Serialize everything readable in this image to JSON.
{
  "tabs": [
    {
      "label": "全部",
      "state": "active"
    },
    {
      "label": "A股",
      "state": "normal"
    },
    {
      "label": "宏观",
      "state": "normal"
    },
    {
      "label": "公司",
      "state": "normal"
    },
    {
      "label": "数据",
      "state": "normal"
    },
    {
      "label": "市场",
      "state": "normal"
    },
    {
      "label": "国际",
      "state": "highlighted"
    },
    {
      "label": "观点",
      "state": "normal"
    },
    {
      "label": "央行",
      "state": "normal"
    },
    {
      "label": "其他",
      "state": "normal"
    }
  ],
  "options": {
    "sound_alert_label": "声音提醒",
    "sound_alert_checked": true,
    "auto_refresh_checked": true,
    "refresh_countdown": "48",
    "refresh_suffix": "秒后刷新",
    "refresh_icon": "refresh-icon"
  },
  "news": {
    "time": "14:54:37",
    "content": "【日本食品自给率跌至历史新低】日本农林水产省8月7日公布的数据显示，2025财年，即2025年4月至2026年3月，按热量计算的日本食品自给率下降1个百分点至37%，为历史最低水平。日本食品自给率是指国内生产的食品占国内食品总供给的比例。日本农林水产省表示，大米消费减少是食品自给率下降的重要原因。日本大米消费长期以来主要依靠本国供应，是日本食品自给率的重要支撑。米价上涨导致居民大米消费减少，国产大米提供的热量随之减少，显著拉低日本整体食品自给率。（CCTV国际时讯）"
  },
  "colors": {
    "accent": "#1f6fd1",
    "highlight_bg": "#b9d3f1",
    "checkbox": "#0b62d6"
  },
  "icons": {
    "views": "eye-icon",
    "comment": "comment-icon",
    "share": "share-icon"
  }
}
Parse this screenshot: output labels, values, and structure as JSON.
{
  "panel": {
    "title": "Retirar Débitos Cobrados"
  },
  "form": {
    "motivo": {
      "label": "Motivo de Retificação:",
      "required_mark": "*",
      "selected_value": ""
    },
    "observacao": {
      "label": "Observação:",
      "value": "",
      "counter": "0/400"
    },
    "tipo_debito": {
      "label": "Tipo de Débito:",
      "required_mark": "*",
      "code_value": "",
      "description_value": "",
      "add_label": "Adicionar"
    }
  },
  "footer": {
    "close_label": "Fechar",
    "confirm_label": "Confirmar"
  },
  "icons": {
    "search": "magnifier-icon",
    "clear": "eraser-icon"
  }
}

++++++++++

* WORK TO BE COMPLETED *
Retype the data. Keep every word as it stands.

* RESPONSE BELOW *
Serialize everything readable in this image to JSON.
{
  "tabs": [
    {
      "label": "全部",
      "state": "active"
    },
    {
      "label": "A股",
      "state": "normal"
    },
    {
      "label": "宏观",
      "state": "normal"
    },
    {
      "label": "公司",
      "state": "normal"
    },
    {
      "label": "数据",
      "state": "normal"
    },
    {
      "label": "市场",
      "state": "normal"
    },
    {
      "label": "国际",
      "state": "highlighted"
    },
    {
      "label": "观点",
      "state": "normal"
    },
    {
      "label": "央行",
      "state": "normal"
    },
    {
      "label": "其他",
      "state": "normal"
    }
  ],
  "options": {
    "sound_alert_label": "声音提醒",
    "sound_alert_checked": true,
    "auto_refresh_checked": true,
    "refresh_countdown": "48",
    "refresh_suffix": "秒后刷新",
    "refresh_icon": "refresh-icon"
  },
  "news": {
    "time": "14:54:37",
    "content": "【日本食品自给率跌至历史新低】日本农林水产省8月7日公布的数据显示，2025财年，即2025年4月至2026年3月，按热量计算的日本食品自给率下降1个百分点至37%，为历史最低水平。日本食品自给率是指国内生产的食品占国内食品总供给的比例。日本农林水产省表示，大米消费减少是食品自给率下降的重要原因。日本大米消费长期以来主要依靠本国供应，是日本食品自给率的重要支撑。米价上涨导致居民大米消费减少，国产大米提供的热量随之减少，显著拉低日本整体食品自给率。（CCTV国际时讯）"
  },
  "colors": {
    "accent": "#1f6fd1",
    "highlight_bg": "#b9d3f1",
    "checkbox": "#0b62d6"
  },
  "icons": {
    "views": "eye-icon",
    "comment": "comment-icon",
    "share": "share-icon"
  }
}
Parse this screenshot: output labels, values, and structure as JSON.
{
  "panel": {
    "title": "Retirar Débitos Cobrados"
  },
  "form": {
    "motivo": {
      "label": "Motivo de Retificação:",
      "required_mark": "*",
      "selected_value": ""
    },
    "observacao": {
      "label": "Observação:",
      "value": "",
      "counter": "0/400"
    },
    "tipo_debito": {
      "label": "Tipo de Débito:",
      "required_mark": "*",
      "code_value": "",
      "description_value": "",
      "add_label": "Adicionar"
    }
  },
  "footer": {
    "close_label": "Fechar",
    "confirm_label": "Confirmar"
  },
  "icons": {
    "search": "magnifier-icon",
    "clear": "eraser-icon"
  }
}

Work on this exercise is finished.